The valve 12 in FIG. 2 is in the recirculation position wherein the supply lines 16, 18 and return line 26 communicate with each other through the grooves 28 in a direct, short-circuiting manner. In this position the radial bore 21 is blocked.
FIG. 3 shows the tappet valves 11, 12 in the area of the nozzles 23, 24 in the corresponding positions. In valve 11 the nozzle 23 is directed into the chamber 13 at an oblique angle; nozzle 24 is blocked.
The valves are also provided with trough-like recesses 29 which enable the passage of the rod 14 in the position shown for valve 12 in FIG. 3.
Throttle pins 30 and 31 project from one end into the collecting chambers 19, 20 of the valves. These throttle pins control the supply of the material components to the nozzles 23, 24 by axial adjustment.
A further feature may be seen in FIG. 2, wherein adjusting throttles 32, 33 are respectively arranged in the return lines 25, 26. By means of these throttles the pressure in the return flow system can be adjusted.
The valves 11, 12 can be rotated in unison. For this purpose the ends of the valves which project out of the housing 10 are connected to a common actuating drive 34. As shown in FIG. 4 this drive 34 consists of a sliding member 36 disposed in a guide 37, which is acted upon by the piston rod 35 of a cylinder (not shown). Extensions 38, 39 on the fork-like ends of the slide member 36 are connected with pivot plates 42, 43 by joints 40, 41. The pivot plates 42, 43 are non-rotatively joined to the ends of the valves.
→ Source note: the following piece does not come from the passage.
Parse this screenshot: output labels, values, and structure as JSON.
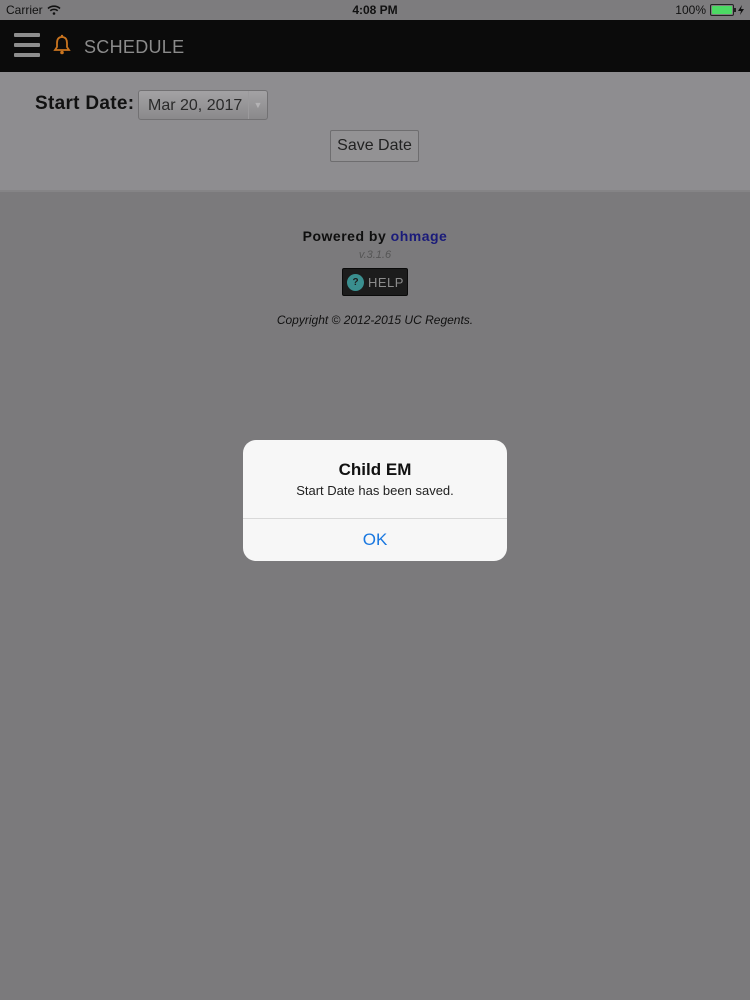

Reciprocating movements of the slide member 36 are thus translated into pivoting motions of the plates 42, 43.
|Cited Patent||Filing date||Publication date||Applicant||Title|
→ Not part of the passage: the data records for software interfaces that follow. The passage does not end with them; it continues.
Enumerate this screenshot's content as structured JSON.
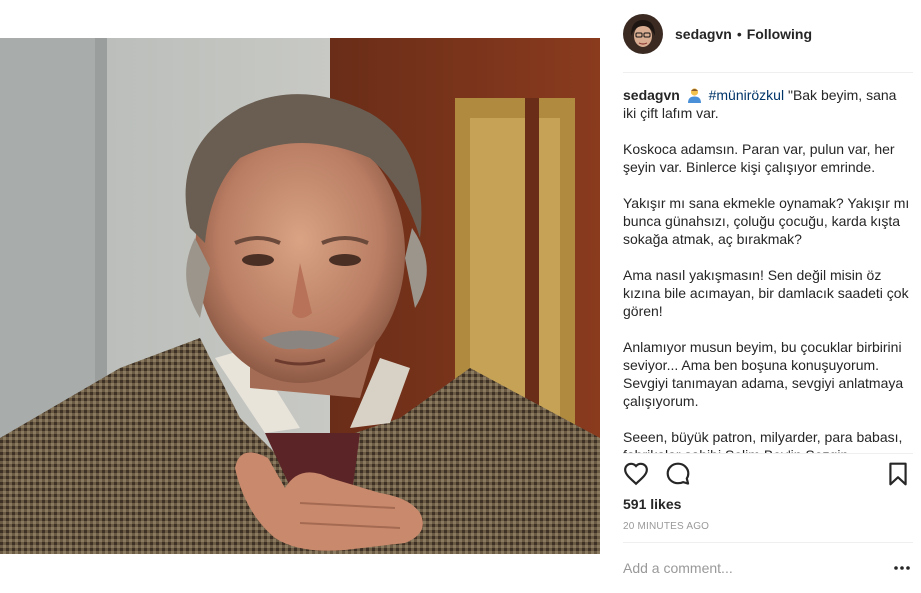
{
  "post": {
    "username": "sedagvn",
    "follow_separator": "•",
    "follow_status": "Following",
    "photo_subject": "film still of an elderly man with grey hair and moustache in a houndstooth coat, hand on chest"
  },
  "caption": {
    "username": "sedagvn",
    "hashtag": "#münirözkul",
    "text": " \"Bak beyim, sana iki çift lafım var.\n\nKoskoca adamsın. Paran var, pulun var, her şeyin var. Binlerce kişi çalışıyor emrinde.\n\nYakışır mı sana ekmekle oynamak? Yakışır mı bunca günahsızı, çoluğu çocuğu, karda kışta sokağa atmak, aç bırakmak?\n\nAma nasıl yakışmasın! Sen değil misin öz kızına bile acımayan, bir damlacık saadeti çok gören!\n\nAnlamıyor musun beyim, bu çocuklar birbirini seviyor... Ama ben boşuna konuşuyorum. Sevgiyi tanımayan adama, sevgiyi anlatmaya çalışıyorum.\n\nSeeen, büyük patron, milyarder, para babası, fabrikalar sahibi Selim Bey'in Sezgin..."
  },
  "actions": {
    "like_icon": "heart-outline-icon",
    "comment_icon": "speech-bubble-icon",
    "save_icon": "bookmark-icon"
  },
  "likes": "591 likes",
  "timestamp": "20 minutes ago",
  "comment": {
    "placeholder": "Add a comment...",
    "value": "",
    "more_icon": "ellipsis-icon"
  },
  "colors": {
    "text": "#262626",
    "hashtag": "#003569",
    "muted": "#999999",
    "divider": "#efefef"
  }
}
|US3905582 *||Nov 23, 1973||Sep 16, 1975||Fiorentini Carlo||Foamed material molding head|
|US4106115 *||Feb 22, 1977||Aug 8, 1978||Ihara Chemical Industry Co. Ltd.||Mixing apparatus|
|US4126399 *||Jul 11, 1977||Nov 21, 1978||Elastogran Maschinenbau Gmbh & Co.||Method and apparatus for preparing multi-component plastic materials, particularly polyurethane, with solid material additives or at least one highly viscous component|
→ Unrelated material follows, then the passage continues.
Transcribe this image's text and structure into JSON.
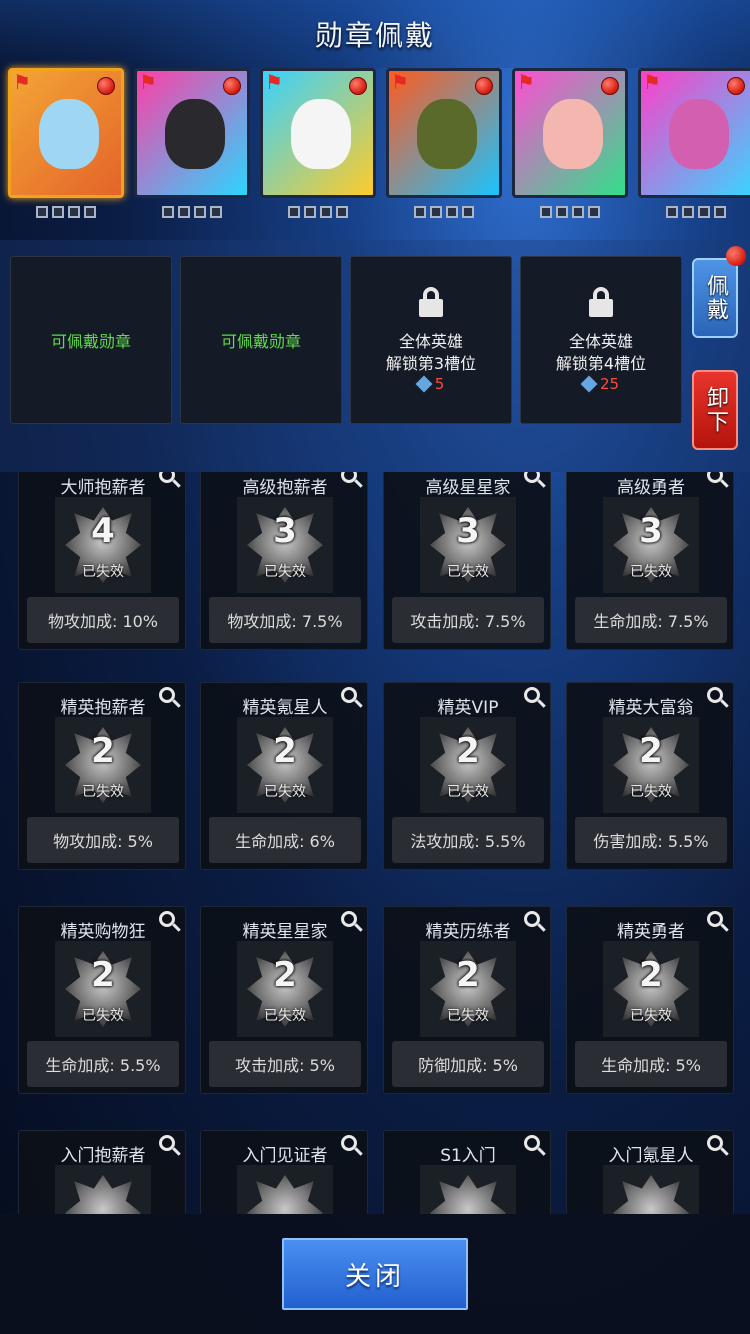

|Citing Patent||Filing date||Publication date||Applicant||Title|
|US4290700 *||Nov 8, 1979||Sep 22, 1981||Mechanical Service Company||Measuring apparatus for shot dispensers|
|US4389375 *||May 11, 1981||Jun 21, 1983||Maschinenfabrik Hennecke Gmbh||Apparatus for producing a reaction mixture of fluid components forming a foam or solid material|
|US4775517 *||May 14, 1987||Oct 4, 1988||Maschinenfabrik Hennecke Gmbh||Apparatus for the preparation of a reaction mixture from liquid components|
|US4802770 *||Aug 27, 1987||Feb 7, 1989||Afros S.P.A.||High pressure mixing device|
|US5093058 *||Mar 20, 1989||Mar 3, 1992||Medite Corporation||Apparatus and method of manufacturing synthetic boards|
|US5186905 *||Jul 16, 1991||Feb 16, 1993||Sealed Air Corporation||Cartridge port design for dispensing foam precursors|
|US5188785 *||Mar 12, 1991||Feb 23, 1993||Medite Corporation||Apparatus and method of manufacturing synthetic boards including fire-retardant boards|
|US5200267 *||Nov 13, 1991||Apr 6, 1993||Medite Corporation||Fire-retardant synthretic board product|
|US5240325 *||Oct 16, 1991||Aug 31, 1993||Giovanni Monchiero||Mixing head for injecting materials, including means for cleaning the injection chamber thereof|
|DE3305890A1 *||Feb 19, 1983||Aug 23, 1984||Hilger & Kern Gmbh||Verfahren und vorrichtung zum dosieren und mischen von mehrkomponentigen medien|
|DE3832423A1 *||Sep 23, 1988||Mar 29, 1990||Siemens Ag||Radial gas mixing system|
|U.S. Classification||366/159.1, 366/182.4, 366/162.5|
|International Classification||B29B7/32, B29B7/72, B29B9/00, B29B7/00, B01F3/10, B29B7/94, B29B7/76|